Problem requirements ▸ Show only those lines of the entries where the string "this" is found.

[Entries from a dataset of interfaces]

▼▼▼

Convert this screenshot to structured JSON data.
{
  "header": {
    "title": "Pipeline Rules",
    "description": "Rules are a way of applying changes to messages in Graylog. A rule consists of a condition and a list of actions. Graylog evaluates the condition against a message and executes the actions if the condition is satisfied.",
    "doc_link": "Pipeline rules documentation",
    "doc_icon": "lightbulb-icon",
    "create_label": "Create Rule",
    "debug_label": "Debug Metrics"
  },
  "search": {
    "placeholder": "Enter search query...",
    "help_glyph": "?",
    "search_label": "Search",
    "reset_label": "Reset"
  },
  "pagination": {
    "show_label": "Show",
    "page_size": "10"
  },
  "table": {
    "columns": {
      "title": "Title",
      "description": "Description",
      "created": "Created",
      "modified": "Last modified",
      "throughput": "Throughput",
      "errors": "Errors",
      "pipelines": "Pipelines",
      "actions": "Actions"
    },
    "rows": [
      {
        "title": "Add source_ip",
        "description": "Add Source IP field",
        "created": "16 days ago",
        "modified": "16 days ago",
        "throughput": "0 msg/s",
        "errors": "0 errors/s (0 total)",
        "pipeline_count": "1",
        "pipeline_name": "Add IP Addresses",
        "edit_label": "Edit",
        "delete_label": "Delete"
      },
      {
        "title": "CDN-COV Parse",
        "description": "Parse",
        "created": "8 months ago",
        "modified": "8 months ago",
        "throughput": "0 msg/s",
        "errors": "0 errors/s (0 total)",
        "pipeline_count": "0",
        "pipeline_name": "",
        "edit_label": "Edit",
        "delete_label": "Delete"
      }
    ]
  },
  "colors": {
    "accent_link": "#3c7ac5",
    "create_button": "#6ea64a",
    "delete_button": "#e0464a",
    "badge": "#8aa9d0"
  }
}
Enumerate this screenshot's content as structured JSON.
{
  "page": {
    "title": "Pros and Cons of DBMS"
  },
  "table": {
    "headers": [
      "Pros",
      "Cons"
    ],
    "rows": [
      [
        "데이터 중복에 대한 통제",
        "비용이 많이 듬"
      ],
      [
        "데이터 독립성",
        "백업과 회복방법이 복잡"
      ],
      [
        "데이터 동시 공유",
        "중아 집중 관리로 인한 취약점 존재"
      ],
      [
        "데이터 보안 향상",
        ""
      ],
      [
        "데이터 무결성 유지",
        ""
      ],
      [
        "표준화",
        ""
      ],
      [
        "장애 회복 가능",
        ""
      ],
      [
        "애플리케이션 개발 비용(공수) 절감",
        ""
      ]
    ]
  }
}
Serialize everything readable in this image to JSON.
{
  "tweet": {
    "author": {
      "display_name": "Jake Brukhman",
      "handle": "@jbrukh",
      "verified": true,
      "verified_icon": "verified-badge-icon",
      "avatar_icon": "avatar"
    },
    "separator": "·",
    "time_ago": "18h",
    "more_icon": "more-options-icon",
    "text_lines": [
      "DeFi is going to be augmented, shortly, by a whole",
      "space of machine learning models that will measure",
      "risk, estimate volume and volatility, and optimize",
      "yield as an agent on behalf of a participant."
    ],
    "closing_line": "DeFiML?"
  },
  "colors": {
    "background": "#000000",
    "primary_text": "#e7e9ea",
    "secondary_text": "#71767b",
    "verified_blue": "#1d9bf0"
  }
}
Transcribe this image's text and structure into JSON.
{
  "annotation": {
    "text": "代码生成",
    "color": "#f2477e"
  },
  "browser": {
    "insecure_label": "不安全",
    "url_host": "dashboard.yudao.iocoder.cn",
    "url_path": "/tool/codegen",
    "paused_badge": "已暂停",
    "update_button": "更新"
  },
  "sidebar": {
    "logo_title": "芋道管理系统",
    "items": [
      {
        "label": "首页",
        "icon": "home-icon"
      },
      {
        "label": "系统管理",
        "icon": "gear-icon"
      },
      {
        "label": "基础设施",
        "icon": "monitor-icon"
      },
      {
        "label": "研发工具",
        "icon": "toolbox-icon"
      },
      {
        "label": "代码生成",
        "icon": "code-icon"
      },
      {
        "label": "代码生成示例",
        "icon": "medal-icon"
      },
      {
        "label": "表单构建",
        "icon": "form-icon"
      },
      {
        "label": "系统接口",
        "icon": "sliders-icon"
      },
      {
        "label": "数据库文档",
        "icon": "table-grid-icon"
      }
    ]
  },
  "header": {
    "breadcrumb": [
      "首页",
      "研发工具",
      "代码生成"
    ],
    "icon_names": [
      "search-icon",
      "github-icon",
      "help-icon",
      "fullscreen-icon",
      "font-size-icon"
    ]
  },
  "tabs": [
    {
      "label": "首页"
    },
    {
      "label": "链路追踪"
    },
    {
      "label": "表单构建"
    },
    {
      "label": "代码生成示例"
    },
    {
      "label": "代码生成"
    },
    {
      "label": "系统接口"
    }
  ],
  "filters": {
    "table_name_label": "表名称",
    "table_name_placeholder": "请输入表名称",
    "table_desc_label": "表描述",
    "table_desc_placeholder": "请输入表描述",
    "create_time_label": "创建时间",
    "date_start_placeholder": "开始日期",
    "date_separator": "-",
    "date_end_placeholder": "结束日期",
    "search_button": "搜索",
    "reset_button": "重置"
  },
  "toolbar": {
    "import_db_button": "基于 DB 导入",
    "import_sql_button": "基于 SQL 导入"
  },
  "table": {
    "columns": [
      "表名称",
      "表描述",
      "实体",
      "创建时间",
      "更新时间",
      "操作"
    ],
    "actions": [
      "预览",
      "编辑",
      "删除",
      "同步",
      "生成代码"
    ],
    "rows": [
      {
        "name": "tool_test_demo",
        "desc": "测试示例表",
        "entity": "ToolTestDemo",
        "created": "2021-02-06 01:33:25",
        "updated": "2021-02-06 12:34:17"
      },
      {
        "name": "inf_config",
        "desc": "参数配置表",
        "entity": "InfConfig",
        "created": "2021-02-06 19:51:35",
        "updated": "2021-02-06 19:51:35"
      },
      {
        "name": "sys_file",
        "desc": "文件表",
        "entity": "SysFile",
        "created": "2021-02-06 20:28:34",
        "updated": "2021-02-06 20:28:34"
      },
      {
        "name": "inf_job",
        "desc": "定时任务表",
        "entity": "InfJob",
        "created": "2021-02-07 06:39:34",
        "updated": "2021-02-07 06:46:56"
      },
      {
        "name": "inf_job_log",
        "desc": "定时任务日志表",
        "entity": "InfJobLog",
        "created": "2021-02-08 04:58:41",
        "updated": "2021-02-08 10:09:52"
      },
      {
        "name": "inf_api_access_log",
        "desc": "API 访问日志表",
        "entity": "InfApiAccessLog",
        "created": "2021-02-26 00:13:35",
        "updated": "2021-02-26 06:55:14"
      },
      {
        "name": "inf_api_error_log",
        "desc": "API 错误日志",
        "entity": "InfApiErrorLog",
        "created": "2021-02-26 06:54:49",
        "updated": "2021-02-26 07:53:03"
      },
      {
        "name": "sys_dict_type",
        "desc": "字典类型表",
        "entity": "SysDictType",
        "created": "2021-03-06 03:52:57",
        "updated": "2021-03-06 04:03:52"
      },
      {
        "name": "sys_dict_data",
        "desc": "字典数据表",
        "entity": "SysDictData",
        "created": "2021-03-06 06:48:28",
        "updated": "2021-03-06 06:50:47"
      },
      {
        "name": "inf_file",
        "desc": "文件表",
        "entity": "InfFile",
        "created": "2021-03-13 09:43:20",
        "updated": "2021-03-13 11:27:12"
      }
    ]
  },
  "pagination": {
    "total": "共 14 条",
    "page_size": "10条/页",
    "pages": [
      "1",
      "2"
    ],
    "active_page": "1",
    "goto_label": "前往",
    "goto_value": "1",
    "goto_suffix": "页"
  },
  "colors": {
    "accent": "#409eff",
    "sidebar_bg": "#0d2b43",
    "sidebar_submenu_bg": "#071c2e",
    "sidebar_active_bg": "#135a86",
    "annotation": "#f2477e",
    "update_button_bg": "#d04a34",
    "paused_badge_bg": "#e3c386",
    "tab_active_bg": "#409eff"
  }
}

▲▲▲

Your response ▸
Convert this screenshot to structured JSON data.
Enumerate this screenshot's content as structured JSON.
Serialize everything readable in this image to JSON.
Transcribe this image's text and structure into JSON.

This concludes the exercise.